### Exercise material
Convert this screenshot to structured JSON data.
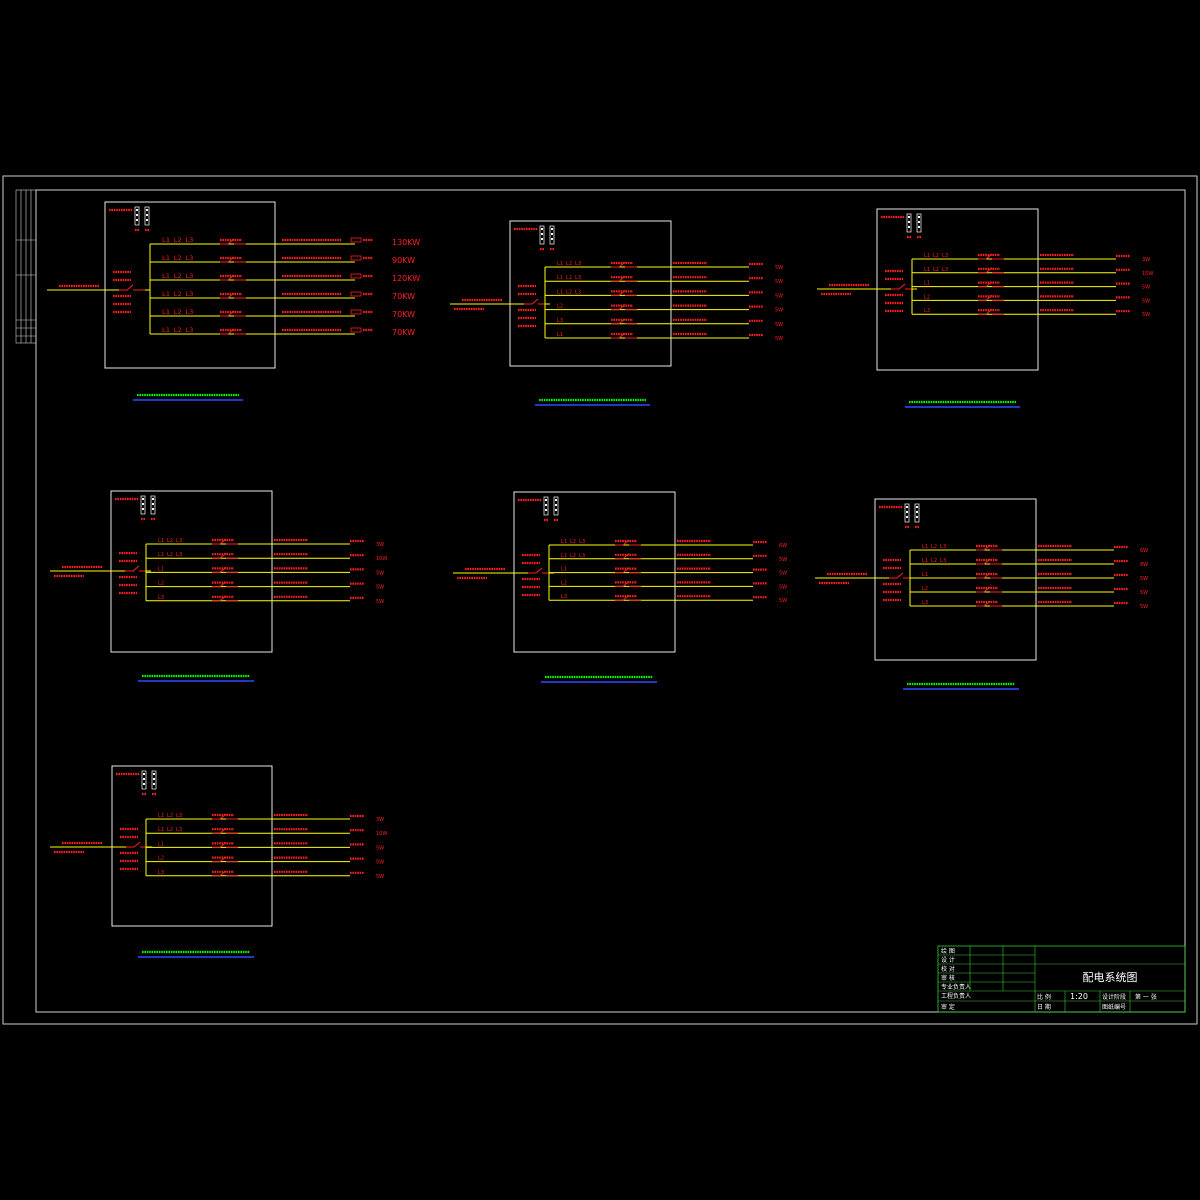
{
  "colors": {
    "background": "#000000",
    "frame": "#d0d0d0",
    "box": "#e8e8e8",
    "red": "#ff2020",
    "yellow": "#ffff00",
    "green": "#00ff00",
    "blue": "#2a4cff",
    "tb_green": "#33cc33"
  },
  "panel_top": {
    "loads": [
      "130KW",
      "90KW",
      "120KW",
      "70KW",
      "70KW",
      "70KW"
    ],
    "phases": [
      "L1 L2 L3",
      "L1 L2 L3",
      "L1 L2 L3",
      "L1 L2 L3",
      "L1 L2 L3",
      "L1 L2 L3"
    ]
  },
  "panel_c1": {
    "phases": [
      "L1 L2 L3",
      "L1 L2 L3",
      "L1 L2 L3",
      "L2",
      "L3",
      "L1"
    ],
    "kw": [
      "5W",
      "5W",
      "5W",
      "5W",
      "5W",
      "5W"
    ]
  },
  "panel_r1": {
    "phases": [
      "L1 L2 L3",
      "L1 L2 L3",
      "L1",
      "L2",
      "L3"
    ],
    "kw": [
      "3W",
      "15W",
      "5W",
      "5W",
      "5W"
    ]
  },
  "panel_l2": {
    "phases": [
      "L1 L2 L3",
      "L1 L2 L3",
      "L1",
      "L2",
      "L3"
    ],
    "kw": [
      "3W",
      "10W",
      "5W",
      "5W",
      "5W"
    ]
  },
  "panel_c2": {
    "phases": [
      "L1 L2 L3",
      "L1 L2 L3",
      "L1",
      "L2",
      "L3"
    ],
    "kw": [
      "6W",
      "5W",
      "5W",
      "5W",
      "5W"
    ]
  },
  "panel_r2": {
    "phases": [
      "L1 L2 L3",
      "L1 L2 L3",
      "L1",
      "L2",
      "L3"
    ],
    "kw": [
      "6W",
      "8W",
      "5W",
      "5W",
      "5W"
    ]
  },
  "panel_l3": {
    "phases": [
      "L1 L2 L3",
      "L1 L2 L3",
      "L1",
      "L2",
      "L3"
    ],
    "kw": [
      "3W",
      "10W",
      "5W",
      "5W",
      "5W"
    ]
  },
  "title_block": {
    "drawing_title": "配电系统图",
    "scale_label": "比 例",
    "scale_value": "1:20",
    "date_label": "日 期",
    "design_stage_label": "设计阶段",
    "sheet_label": "第 一 张",
    "drawing_no_label": "图纸编号",
    "rows": [
      "绘 图",
      "设 计",
      "校 对",
      "审 核",
      "专业负责人",
      "工程负责人",
      "审 定"
    ]
  }
}
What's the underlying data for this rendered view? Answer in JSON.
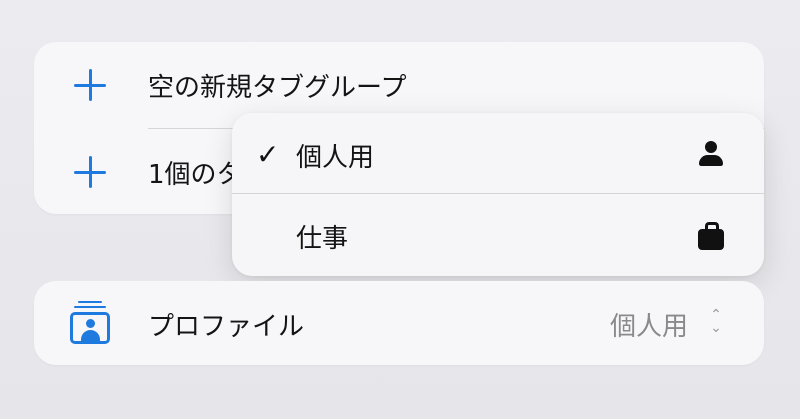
{
  "tab_group_menu": {
    "items": [
      {
        "label": "空の新規タブグループ",
        "icon": "plus-icon"
      },
      {
        "label": "1個のタ",
        "icon": "plus-icon"
      }
    ]
  },
  "profile_popup": {
    "options": [
      {
        "label": "個人用",
        "selected": true,
        "icon": "person-icon"
      },
      {
        "label": "仕事",
        "selected": false,
        "icon": "briefcase-icon"
      }
    ],
    "check_glyph": "✓"
  },
  "profile_row": {
    "label": "プロファイル",
    "value": "個人用",
    "icon": "profile-stack-icon",
    "chevron": "⌃⌄"
  },
  "colors": {
    "accent": "#1f7ae0",
    "secondary_text": "#8a8a8e"
  }
}
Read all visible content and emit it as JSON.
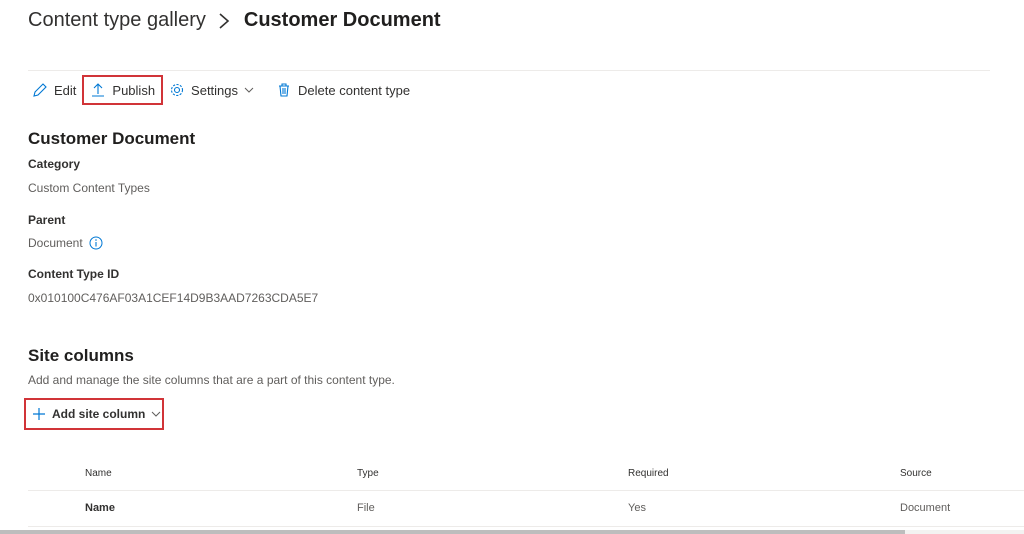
{
  "breadcrumb": {
    "parent": "Content type gallery",
    "current": "Customer Document"
  },
  "commandbar": {
    "edit": "Edit",
    "publish": "Publish",
    "settings": "Settings",
    "delete": "Delete content type"
  },
  "details": {
    "title": "Customer Document",
    "category_label": "Category",
    "category_value": "Custom Content Types",
    "parent_label": "Parent",
    "parent_value": "Document",
    "id_label": "Content Type ID",
    "id_value": "0x010100C476AF03A1CEF14D9B3AAD7263CDA5E7"
  },
  "site_columns": {
    "title": "Site columns",
    "description": "Add and manage the site columns that are a part of this content type.",
    "add_button": "Add site column",
    "headers": [
      "Name",
      "Type",
      "Required",
      "Source"
    ],
    "rows": [
      {
        "name": "Name",
        "type": "File",
        "required": "Yes",
        "source": "Document"
      }
    ]
  },
  "colors": {
    "accent": "#0078d4",
    "highlight": "#d13438"
  }
}
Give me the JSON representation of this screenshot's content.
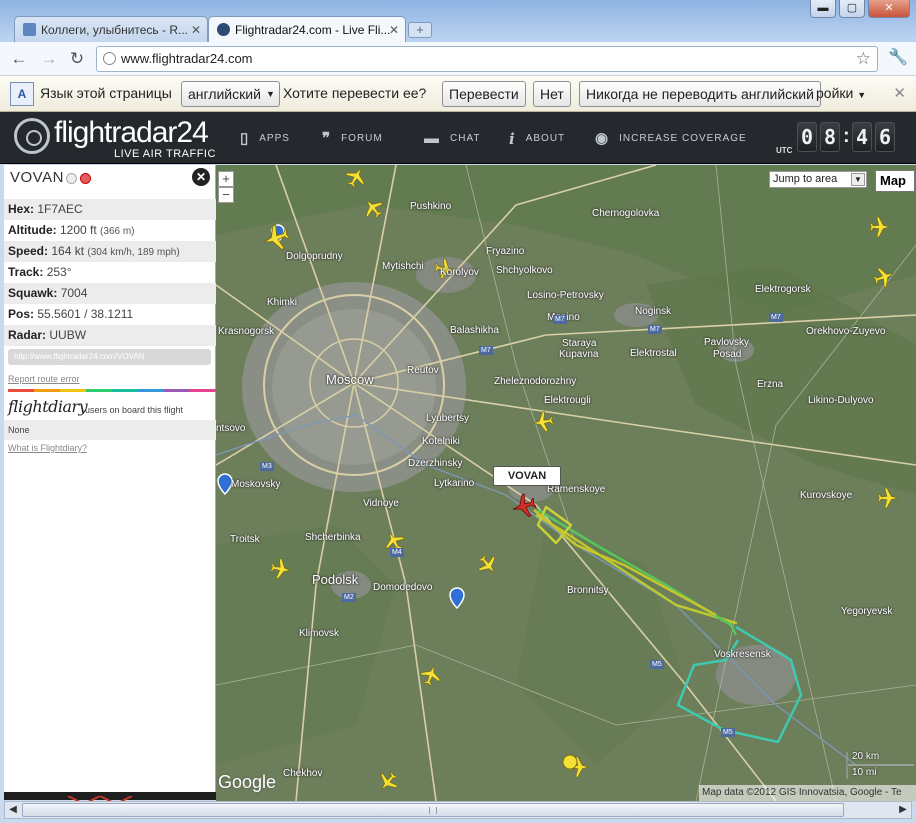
{
  "browser": {
    "tabs": [
      {
        "title": "Коллеги, улыбнитесь - R..."
      },
      {
        "title": "Flightradar24.com - Live Fli..."
      }
    ],
    "new_tab_symbol": "+",
    "url": "www.flightradar24.com"
  },
  "translate_bar": {
    "prompt": "Язык этой страницы",
    "language_value": "английский",
    "question": "Хотите перевести ее?",
    "translate_button": "Перевести",
    "no_button": "Нет",
    "never_button": "Никогда не переводить английский",
    "options_tail": "ройки"
  },
  "site": {
    "logo": "flightradar24",
    "tagline": "LIVE AIR TRAFFIC",
    "nav": [
      {
        "label": "APPS",
        "icon": "phone-icon"
      },
      {
        "label": "FORUM",
        "icon": "quote-icon"
      },
      {
        "label": "CHAT",
        "icon": "chat-bubble-icon"
      },
      {
        "label": "ABOUT",
        "icon": "info-icon"
      },
      {
        "label": "INCREASE COVERAGE",
        "icon": "eye-icon"
      }
    ],
    "utc_label": "UTC",
    "clock": {
      "h1": "0",
      "h2": "8",
      "sep": ":",
      "m1": "4",
      "m2": "6"
    }
  },
  "flight_panel": {
    "callsign": "VOVAN",
    "rows": [
      {
        "label": "Hex:",
        "value": "1F7AEC",
        "extra": ""
      },
      {
        "label": "Altitude:",
        "value": "1200 ft",
        "extra": "(366 m)"
      },
      {
        "label": "Speed:",
        "value": "164 kt",
        "extra": "(304 km/h, 189 mph)"
      },
      {
        "label": "Track:",
        "value": "253°",
        "extra": ""
      },
      {
        "label": "Squawk:",
        "value": "7004",
        "extra": ""
      },
      {
        "label": "Pos:",
        "value": "55.5601 / 38.1211",
        "extra": ""
      },
      {
        "label": "Radar:",
        "value": "UUBW",
        "extra": ""
      }
    ],
    "link_url": "http://www.flightradar24.com/VOVAN",
    "report_link": "Report route error",
    "flightdiary_logo": "flightdiary",
    "flightdiary_text": "users on board this flight",
    "flightdiary_value": "None",
    "flightdiary_link": "What is Flightdiary?"
  },
  "map": {
    "jump_to": "Jump to area",
    "map_type": "Map",
    "selected_flight_label": "VOVAN",
    "cities": [
      {
        "name": "Pushkino"
      },
      {
        "name": "Chernogolovka"
      },
      {
        "name": "Dolgoprudny"
      },
      {
        "name": "Fryazino"
      },
      {
        "name": "Mytishchi"
      },
      {
        "name": "Korolyov"
      },
      {
        "name": "Shchyolkovo"
      },
      {
        "name": "Losino-Petrovsky"
      },
      {
        "name": "Noginsk"
      },
      {
        "name": "Elektrogorsk"
      },
      {
        "name": "Khimki"
      },
      {
        "name": "Monino"
      },
      {
        "name": "Krasnogorsk"
      },
      {
        "name": "Balashikha"
      },
      {
        "name": "Staraya"
      },
      {
        "name": "Kupavna"
      },
      {
        "name": "Elektrostal"
      },
      {
        "name": "Pavlovsky"
      },
      {
        "name": "Posad"
      },
      {
        "name": "Orekhovo-Zuyevo"
      },
      {
        "name": "Moscow"
      },
      {
        "name": "Reutov"
      },
      {
        "name": "Zheleznodorozhny"
      },
      {
        "name": "Elektrougli"
      },
      {
        "name": "Likino-Dulyovo"
      },
      {
        "name": "Lyubertsy"
      },
      {
        "name": "Kotelniki"
      },
      {
        "name": "Dzerzhinsky"
      },
      {
        "name": "Lytkarino"
      },
      {
        "name": "Ramenskoye"
      },
      {
        "name": "Moskovsky"
      },
      {
        "name": "Vidnoye"
      },
      {
        "name": "Kurovskoye"
      },
      {
        "name": "Troitsk"
      },
      {
        "name": "Shcherbinka"
      },
      {
        "name": "Podolsk"
      },
      {
        "name": "Domodedovo"
      },
      {
        "name": "Bronnitsy"
      },
      {
        "name": "Klimovsk"
      },
      {
        "name": "Yegoryevsk"
      },
      {
        "name": "Voskresensk"
      },
      {
        "name": "Chekhov"
      },
      {
        "name": "Erzna"
      },
      {
        "name": "ntsovo"
      }
    ],
    "roads": [
      "M7",
      "M7",
      "M7",
      "M7",
      "M3",
      "M4",
      "M2",
      "M5",
      "M5"
    ],
    "scale_km": "20 km",
    "scale_mi": "10 mi",
    "google": "Google",
    "attribution": "Map data ©2012 GIS Innovatsia, Google - Te"
  }
}
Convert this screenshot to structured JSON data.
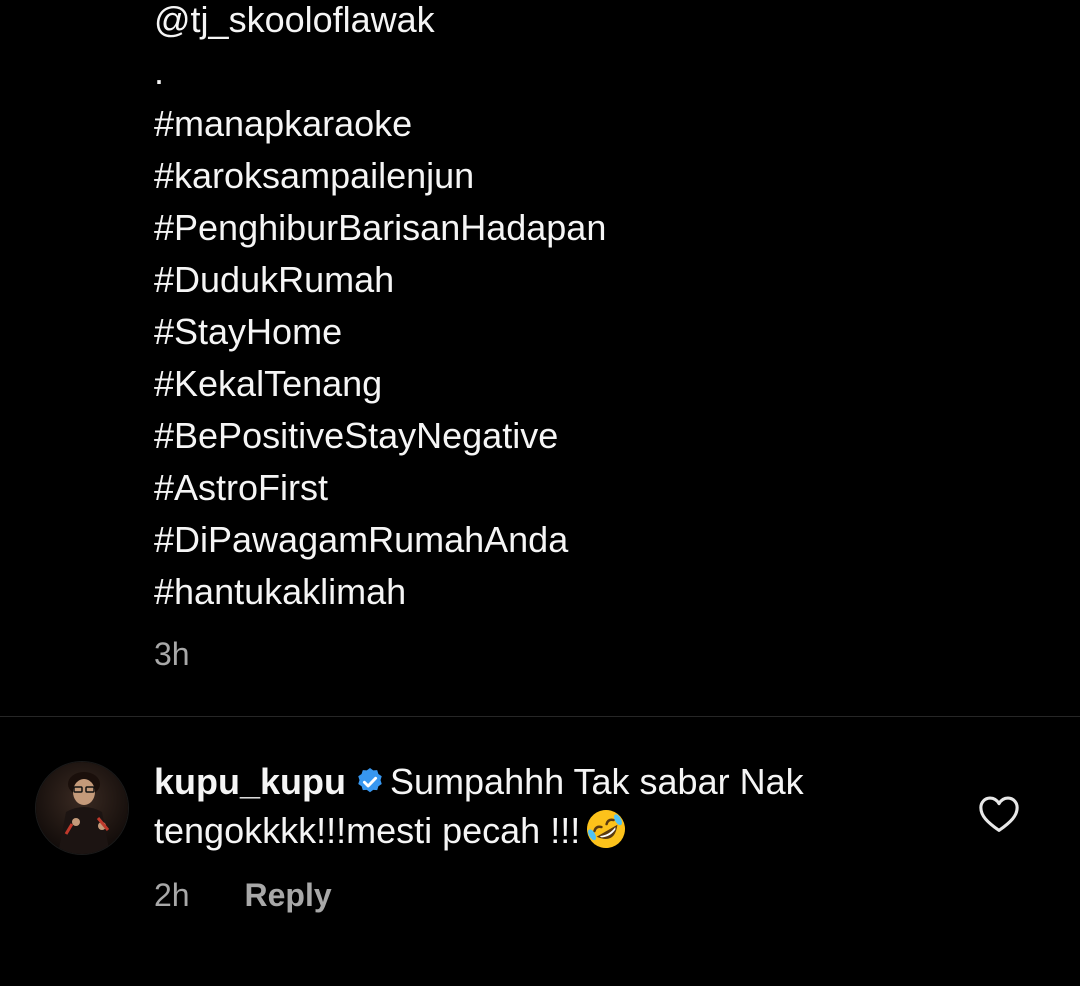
{
  "caption": {
    "lines": [
      "@tj_skooloflawak",
      ".",
      "#manapkaraoke",
      "#karoksampailenjun",
      "#PenghiburBarisanHadapan",
      "#DudukRumah",
      "#StayHome",
      "#KekalTenang",
      "#BePositiveStayNegative",
      "#AstroFirst",
      "#DiPawagamRumahAnda",
      "#hantukaklimah"
    ],
    "time": "3h"
  },
  "comment": {
    "username": "kupu_kupu",
    "verified_icon": "verified-badge-icon",
    "verified_color": "#3797f0",
    "text": "Sumpahhh Tak sabar Nak tengokkkk!!!mesti pecah !!!",
    "emoji": "rolling-on-the-floor-laughing-emoji",
    "time": "2h",
    "reply_label": "Reply",
    "like_icon": "heart-outline-icon"
  },
  "colors": {
    "background": "#000000",
    "text_primary": "#f5f5f5",
    "text_secondary": "#a8a8a8",
    "divider": "#262626"
  }
}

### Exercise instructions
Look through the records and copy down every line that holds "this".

### Expected answer
Convert this screenshot to structured JSON data.
What's the underlying data for this rendered view? Answer in JSON.
    "description": "Add and manage the site columns that are a part of this content type.",
Give me the JSON representation of this screenshot's content.
    "flightdiary_text": "users on board this flight",
Convert this screenshot to structured JSON data.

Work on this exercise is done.